With all due respect to Pete Dunne, I have never been a big fan of pishing. I am not very successful at bringing birds in with the technique, and I find it rather annoying in the field when other birders do it. But I still try it, having been taught for several decades that it is the thing to do.
So it was recently as I birded Blue Hill in Maine. I heard some bird activity near a little rock bluff, and started pishing to draw birds down from the rim into better lighting. At first I heard Red-breasted Nuthatches and Black-capped Chickadees, joined by Golden-crowned Kinglets and Dark-eyed Juncos. More and more birds joined in as the flock started moving to the edge of the bluff.
The pishing seemed to be working. Birds started dropping down over the bluff.
A Blackburnian Warbler joined the flock, as did several Yellow-rumped Warblers
Perhaps I had finally mastered the art of pishing. No. What really had this flock of birds worked up was nothing I was doing. It was something far more interesting to them, and myself.

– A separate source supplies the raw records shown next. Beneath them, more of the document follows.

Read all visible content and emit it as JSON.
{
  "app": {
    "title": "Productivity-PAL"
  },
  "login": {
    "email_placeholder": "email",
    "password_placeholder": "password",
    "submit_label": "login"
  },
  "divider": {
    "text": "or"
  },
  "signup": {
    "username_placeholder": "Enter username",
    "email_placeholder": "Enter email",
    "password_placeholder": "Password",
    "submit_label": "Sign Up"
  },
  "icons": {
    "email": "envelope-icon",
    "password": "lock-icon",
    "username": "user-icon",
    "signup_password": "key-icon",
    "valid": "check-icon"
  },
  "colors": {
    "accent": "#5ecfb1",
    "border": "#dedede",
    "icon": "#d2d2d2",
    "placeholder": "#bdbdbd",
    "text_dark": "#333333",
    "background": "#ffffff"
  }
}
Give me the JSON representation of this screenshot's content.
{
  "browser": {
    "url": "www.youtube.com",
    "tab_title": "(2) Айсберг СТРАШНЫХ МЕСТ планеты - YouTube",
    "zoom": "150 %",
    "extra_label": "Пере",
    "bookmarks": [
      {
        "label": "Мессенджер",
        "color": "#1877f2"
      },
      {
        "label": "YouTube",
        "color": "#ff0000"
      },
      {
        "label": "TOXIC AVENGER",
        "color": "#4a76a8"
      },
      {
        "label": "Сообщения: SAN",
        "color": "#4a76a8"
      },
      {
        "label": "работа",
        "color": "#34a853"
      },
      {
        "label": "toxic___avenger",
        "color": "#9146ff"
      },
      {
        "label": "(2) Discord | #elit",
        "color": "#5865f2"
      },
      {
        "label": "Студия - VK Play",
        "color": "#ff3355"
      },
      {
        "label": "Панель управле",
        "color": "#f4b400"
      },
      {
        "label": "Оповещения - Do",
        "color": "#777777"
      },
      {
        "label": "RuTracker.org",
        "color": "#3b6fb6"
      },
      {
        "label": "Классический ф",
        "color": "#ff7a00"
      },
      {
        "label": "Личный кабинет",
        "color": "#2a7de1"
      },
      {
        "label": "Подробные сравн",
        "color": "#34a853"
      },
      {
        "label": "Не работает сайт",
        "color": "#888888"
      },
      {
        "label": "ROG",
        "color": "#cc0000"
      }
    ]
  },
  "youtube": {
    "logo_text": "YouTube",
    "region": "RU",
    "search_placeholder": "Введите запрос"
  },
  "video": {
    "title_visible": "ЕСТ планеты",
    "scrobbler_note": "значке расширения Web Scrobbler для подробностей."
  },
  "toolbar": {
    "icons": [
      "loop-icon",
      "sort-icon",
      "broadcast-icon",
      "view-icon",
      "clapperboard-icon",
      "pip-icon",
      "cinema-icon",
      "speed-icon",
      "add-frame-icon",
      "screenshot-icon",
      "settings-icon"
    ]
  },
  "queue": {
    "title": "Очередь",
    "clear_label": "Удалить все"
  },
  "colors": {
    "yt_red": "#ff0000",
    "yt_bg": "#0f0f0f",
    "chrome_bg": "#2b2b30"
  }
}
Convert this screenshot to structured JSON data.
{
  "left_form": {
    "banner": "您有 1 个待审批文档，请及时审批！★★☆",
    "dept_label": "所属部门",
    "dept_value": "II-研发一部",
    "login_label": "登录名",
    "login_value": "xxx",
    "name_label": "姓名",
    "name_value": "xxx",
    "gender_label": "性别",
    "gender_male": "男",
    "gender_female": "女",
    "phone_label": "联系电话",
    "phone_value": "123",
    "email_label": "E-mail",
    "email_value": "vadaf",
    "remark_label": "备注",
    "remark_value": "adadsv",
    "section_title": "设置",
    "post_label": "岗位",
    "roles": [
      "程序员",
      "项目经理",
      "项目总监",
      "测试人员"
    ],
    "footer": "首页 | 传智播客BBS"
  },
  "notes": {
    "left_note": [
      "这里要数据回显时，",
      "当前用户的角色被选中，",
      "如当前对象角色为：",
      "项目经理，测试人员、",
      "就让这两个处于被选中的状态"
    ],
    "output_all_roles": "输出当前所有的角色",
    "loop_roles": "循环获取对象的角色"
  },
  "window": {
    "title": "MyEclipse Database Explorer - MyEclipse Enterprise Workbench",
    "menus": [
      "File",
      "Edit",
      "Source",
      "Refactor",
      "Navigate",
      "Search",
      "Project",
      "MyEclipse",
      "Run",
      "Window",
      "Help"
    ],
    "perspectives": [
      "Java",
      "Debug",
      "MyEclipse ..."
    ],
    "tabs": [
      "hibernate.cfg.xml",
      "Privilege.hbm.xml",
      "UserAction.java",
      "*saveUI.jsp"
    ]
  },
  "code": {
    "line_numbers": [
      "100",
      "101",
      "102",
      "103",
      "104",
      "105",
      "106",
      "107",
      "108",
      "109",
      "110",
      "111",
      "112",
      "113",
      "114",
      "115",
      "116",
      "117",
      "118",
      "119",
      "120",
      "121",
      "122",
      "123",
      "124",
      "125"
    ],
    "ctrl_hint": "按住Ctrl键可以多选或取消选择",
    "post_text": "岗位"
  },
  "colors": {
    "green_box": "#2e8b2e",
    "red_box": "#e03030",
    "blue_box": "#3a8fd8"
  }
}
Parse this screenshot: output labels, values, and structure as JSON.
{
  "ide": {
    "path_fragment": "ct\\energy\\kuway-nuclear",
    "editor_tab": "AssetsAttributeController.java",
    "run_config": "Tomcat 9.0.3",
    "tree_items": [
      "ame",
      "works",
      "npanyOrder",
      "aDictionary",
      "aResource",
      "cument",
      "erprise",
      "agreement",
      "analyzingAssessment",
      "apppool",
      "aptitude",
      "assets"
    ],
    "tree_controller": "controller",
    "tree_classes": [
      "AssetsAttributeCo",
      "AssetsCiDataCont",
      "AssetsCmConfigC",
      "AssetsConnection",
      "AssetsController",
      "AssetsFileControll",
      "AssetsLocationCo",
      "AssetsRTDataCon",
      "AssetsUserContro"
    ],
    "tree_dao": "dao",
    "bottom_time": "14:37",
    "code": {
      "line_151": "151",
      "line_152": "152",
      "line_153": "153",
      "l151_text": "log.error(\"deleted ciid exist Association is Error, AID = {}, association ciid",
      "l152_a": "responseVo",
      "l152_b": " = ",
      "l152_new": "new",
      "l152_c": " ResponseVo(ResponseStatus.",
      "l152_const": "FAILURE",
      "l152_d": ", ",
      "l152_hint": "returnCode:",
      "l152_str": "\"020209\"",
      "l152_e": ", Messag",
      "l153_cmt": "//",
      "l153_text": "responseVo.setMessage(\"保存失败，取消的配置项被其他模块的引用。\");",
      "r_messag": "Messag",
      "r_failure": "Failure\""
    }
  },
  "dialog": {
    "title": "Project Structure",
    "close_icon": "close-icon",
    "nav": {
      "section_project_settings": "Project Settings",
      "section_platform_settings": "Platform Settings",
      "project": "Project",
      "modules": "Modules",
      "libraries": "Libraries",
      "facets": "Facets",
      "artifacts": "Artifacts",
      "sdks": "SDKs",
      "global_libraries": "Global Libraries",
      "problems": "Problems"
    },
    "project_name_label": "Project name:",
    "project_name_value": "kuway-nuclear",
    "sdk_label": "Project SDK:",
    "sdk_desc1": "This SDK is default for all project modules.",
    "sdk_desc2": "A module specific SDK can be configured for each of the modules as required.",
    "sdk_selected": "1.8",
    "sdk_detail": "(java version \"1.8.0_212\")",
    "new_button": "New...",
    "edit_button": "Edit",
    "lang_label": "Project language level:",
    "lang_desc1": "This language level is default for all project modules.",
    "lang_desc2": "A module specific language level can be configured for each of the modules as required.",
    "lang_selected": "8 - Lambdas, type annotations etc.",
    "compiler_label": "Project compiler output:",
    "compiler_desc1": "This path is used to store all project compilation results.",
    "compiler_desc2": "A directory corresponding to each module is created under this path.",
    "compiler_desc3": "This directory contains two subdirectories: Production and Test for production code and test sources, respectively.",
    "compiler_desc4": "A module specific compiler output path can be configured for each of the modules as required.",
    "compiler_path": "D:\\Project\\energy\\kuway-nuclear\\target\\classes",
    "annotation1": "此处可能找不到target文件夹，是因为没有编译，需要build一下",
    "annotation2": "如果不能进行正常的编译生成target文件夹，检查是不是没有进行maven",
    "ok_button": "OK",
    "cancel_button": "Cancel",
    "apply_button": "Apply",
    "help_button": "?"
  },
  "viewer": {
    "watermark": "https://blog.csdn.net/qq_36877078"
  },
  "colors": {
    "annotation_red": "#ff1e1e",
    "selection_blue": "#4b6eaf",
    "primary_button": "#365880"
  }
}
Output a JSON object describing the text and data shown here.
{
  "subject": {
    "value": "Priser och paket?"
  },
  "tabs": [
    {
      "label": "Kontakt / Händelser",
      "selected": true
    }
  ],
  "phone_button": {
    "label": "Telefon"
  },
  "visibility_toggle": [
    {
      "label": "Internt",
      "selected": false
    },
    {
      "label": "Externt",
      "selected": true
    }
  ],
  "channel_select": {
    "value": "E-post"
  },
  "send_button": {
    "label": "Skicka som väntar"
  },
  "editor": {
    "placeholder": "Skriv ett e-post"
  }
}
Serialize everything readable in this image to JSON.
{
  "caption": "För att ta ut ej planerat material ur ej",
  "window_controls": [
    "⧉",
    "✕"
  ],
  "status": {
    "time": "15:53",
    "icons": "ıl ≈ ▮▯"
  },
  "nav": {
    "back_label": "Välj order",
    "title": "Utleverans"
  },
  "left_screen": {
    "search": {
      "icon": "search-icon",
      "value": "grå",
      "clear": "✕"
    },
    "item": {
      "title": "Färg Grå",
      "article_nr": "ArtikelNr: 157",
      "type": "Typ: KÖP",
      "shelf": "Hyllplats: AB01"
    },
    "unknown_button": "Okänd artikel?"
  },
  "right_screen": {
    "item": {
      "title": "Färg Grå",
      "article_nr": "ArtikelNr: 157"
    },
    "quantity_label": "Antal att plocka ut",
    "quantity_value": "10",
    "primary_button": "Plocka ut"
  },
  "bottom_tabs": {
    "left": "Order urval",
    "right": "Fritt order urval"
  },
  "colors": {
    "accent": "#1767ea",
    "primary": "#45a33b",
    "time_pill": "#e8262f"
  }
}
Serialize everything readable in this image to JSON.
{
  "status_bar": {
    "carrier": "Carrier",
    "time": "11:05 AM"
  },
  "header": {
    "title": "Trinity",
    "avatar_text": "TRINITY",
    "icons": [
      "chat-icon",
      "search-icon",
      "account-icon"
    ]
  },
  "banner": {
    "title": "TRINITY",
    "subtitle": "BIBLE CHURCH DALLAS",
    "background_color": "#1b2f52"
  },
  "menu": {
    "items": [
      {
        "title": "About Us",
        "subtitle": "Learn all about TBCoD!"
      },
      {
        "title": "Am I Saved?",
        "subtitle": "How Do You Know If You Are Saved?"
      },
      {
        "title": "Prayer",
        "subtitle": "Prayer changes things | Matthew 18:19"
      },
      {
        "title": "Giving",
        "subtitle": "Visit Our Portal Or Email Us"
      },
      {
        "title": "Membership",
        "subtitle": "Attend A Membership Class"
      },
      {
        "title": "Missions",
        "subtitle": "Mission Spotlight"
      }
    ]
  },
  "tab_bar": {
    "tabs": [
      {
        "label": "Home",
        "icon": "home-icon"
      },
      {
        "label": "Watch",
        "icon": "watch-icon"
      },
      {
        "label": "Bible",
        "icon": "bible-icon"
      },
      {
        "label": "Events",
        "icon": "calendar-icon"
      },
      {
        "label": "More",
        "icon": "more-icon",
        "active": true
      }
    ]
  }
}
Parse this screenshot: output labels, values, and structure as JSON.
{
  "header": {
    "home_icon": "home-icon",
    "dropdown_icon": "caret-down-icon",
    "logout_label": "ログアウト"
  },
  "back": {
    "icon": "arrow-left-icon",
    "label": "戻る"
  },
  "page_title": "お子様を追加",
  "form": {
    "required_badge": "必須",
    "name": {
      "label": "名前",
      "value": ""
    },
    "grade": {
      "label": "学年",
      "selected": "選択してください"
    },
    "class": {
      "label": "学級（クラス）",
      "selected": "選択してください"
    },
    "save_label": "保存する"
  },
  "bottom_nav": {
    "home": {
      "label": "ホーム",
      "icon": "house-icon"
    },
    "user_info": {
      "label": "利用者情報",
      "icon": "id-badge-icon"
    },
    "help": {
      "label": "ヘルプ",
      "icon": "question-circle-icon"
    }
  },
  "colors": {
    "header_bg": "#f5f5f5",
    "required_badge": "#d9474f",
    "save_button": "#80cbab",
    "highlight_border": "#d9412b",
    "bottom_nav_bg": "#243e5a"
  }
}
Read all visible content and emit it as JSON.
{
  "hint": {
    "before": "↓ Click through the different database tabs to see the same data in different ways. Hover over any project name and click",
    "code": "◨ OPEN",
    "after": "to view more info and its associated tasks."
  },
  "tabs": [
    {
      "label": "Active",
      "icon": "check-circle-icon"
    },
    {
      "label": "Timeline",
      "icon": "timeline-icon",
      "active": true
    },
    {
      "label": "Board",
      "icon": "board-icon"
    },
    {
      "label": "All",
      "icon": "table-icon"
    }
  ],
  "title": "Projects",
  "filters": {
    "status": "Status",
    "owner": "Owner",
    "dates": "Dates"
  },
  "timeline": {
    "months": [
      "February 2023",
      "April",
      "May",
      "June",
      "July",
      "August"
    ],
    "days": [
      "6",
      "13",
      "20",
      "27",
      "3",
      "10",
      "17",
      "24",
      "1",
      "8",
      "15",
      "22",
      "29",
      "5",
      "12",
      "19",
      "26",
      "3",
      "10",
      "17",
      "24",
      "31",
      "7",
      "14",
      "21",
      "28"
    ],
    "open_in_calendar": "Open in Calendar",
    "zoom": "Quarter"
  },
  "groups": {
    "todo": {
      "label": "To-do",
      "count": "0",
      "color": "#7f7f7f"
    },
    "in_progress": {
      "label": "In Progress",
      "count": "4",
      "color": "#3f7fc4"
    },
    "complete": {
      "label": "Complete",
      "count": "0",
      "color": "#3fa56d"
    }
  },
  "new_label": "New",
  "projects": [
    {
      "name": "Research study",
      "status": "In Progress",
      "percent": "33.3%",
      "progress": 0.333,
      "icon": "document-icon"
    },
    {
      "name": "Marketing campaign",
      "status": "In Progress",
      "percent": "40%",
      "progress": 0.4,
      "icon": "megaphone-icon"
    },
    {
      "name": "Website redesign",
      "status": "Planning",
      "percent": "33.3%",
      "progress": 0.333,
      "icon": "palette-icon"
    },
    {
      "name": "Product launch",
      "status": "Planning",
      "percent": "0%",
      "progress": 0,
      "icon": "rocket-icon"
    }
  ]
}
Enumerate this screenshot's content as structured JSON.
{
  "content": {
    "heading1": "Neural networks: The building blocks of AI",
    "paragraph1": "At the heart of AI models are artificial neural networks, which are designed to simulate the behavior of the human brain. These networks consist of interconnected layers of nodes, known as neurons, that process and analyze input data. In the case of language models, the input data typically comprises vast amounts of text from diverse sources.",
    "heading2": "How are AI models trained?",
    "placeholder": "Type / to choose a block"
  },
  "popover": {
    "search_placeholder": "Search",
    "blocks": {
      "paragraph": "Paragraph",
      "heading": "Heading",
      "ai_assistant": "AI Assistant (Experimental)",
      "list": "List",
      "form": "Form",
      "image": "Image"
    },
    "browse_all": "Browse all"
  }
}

It was an Eastern Milk Snake, a beautiful specimen about three feet in length (pretty large for this species). The birds were following the snake through the woods to keep an eye on it. Being at the right place at the right time allowed me to enjoy the snake and her entourage. My little pishing noises were of no consequence. So once again I am reminded to watch, blend in with the surroundings, and enjoy what happens by.